Content starts

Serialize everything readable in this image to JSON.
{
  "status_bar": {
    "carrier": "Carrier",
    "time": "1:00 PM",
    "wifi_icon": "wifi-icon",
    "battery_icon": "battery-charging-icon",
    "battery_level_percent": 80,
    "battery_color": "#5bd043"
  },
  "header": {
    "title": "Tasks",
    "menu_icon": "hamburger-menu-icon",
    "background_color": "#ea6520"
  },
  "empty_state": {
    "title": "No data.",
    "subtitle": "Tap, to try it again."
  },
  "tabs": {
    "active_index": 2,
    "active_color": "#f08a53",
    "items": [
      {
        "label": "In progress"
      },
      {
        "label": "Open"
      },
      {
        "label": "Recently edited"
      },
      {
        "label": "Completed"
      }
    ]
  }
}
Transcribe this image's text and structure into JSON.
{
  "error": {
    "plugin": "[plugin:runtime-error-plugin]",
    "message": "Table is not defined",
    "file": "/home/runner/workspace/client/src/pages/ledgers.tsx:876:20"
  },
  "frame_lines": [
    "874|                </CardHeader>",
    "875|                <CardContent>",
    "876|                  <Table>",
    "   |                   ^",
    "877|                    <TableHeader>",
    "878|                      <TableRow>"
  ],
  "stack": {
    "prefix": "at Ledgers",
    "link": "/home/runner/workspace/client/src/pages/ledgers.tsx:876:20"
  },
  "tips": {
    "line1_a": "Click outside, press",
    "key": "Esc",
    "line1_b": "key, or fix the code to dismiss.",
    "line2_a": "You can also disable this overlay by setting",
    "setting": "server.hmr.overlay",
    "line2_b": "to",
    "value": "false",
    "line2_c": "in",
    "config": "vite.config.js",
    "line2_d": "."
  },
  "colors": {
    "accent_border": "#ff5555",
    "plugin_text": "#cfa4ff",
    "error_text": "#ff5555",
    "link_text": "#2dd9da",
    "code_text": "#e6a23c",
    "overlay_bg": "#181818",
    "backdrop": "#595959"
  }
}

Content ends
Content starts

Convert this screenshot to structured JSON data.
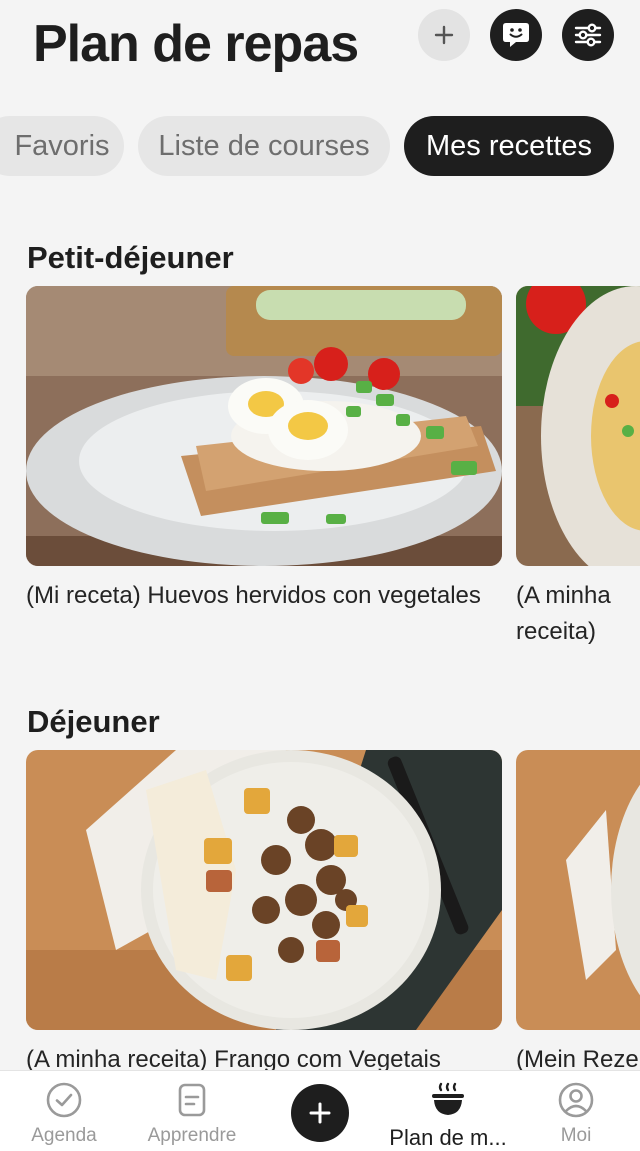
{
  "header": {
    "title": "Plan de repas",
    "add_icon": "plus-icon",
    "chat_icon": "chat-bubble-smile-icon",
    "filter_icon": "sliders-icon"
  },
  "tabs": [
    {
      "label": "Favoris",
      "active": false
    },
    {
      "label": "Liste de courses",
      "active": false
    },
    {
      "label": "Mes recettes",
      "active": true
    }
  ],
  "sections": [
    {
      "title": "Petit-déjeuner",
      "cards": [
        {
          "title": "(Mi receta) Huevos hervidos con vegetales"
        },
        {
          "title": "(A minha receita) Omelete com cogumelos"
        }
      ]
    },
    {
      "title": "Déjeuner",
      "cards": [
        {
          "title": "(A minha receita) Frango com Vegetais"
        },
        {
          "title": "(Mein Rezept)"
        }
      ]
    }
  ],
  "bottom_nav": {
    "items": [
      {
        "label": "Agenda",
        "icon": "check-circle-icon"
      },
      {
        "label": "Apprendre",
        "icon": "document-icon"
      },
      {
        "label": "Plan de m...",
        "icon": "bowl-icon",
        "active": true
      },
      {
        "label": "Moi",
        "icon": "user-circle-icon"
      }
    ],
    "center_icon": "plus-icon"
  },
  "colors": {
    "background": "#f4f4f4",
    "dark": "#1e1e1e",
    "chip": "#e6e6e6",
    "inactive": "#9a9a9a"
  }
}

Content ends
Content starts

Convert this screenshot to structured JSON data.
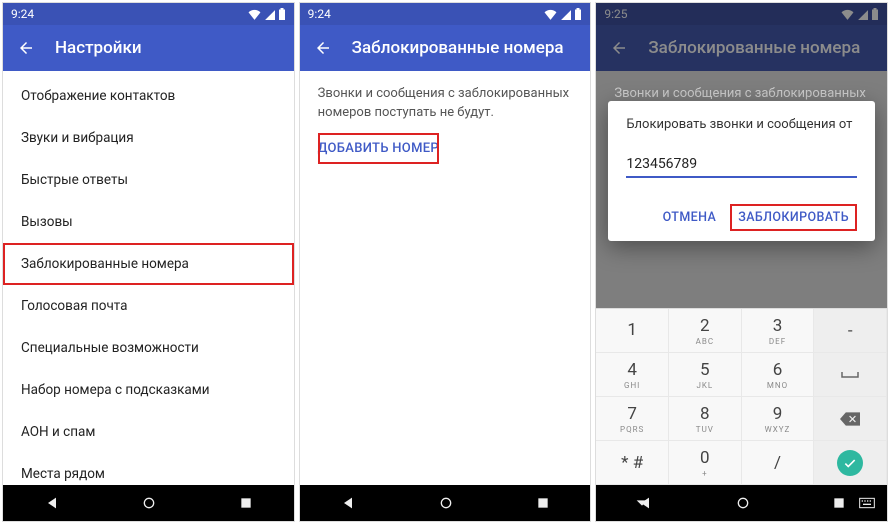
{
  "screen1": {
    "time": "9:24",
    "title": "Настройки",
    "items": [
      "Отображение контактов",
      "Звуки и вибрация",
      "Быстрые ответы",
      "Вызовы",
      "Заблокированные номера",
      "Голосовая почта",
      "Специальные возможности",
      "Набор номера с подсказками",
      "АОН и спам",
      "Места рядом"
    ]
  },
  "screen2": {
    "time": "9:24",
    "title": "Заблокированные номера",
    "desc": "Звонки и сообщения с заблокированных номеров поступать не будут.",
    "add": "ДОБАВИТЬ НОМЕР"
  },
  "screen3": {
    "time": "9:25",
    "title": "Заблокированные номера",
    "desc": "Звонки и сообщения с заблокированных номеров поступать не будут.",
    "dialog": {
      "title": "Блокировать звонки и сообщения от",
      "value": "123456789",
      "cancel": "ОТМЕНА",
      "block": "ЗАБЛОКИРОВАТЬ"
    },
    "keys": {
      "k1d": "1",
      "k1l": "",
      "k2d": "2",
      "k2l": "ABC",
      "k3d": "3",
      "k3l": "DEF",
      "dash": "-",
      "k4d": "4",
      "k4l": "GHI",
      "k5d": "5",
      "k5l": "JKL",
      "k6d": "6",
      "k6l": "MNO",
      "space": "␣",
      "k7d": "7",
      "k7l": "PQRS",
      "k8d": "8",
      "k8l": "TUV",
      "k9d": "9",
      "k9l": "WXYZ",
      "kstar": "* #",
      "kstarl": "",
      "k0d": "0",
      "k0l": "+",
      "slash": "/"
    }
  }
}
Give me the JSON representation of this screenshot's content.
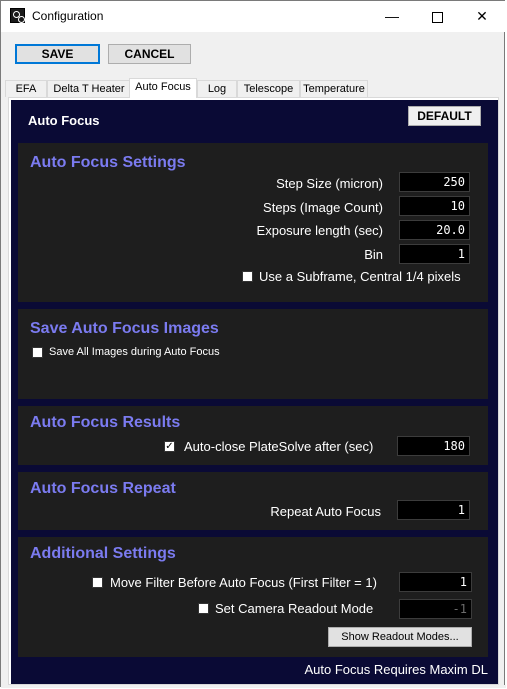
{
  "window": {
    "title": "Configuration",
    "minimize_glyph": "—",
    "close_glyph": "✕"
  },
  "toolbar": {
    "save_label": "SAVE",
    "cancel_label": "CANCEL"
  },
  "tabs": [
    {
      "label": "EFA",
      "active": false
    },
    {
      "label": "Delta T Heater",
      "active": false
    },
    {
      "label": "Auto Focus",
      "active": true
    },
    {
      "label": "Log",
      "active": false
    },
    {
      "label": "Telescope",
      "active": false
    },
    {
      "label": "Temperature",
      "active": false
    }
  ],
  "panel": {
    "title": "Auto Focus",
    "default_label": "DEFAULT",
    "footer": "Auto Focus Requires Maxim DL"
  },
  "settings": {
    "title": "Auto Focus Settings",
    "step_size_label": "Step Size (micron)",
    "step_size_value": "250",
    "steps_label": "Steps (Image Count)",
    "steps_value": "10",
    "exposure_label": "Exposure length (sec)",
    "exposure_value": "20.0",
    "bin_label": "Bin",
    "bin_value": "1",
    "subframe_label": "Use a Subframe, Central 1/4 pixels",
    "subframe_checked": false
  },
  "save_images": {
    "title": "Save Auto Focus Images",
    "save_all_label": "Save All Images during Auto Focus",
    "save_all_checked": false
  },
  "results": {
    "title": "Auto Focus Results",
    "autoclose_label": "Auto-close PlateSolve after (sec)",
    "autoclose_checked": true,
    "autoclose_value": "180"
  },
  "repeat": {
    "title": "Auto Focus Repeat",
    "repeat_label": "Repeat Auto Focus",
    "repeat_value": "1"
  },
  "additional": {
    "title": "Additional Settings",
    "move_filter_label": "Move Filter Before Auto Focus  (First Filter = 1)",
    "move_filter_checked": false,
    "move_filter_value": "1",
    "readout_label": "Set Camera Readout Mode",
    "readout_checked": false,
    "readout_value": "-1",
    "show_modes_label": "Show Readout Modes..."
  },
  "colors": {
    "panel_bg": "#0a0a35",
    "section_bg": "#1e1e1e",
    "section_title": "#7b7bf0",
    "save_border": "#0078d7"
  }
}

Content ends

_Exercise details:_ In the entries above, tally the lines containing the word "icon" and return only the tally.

_Task output:_ 11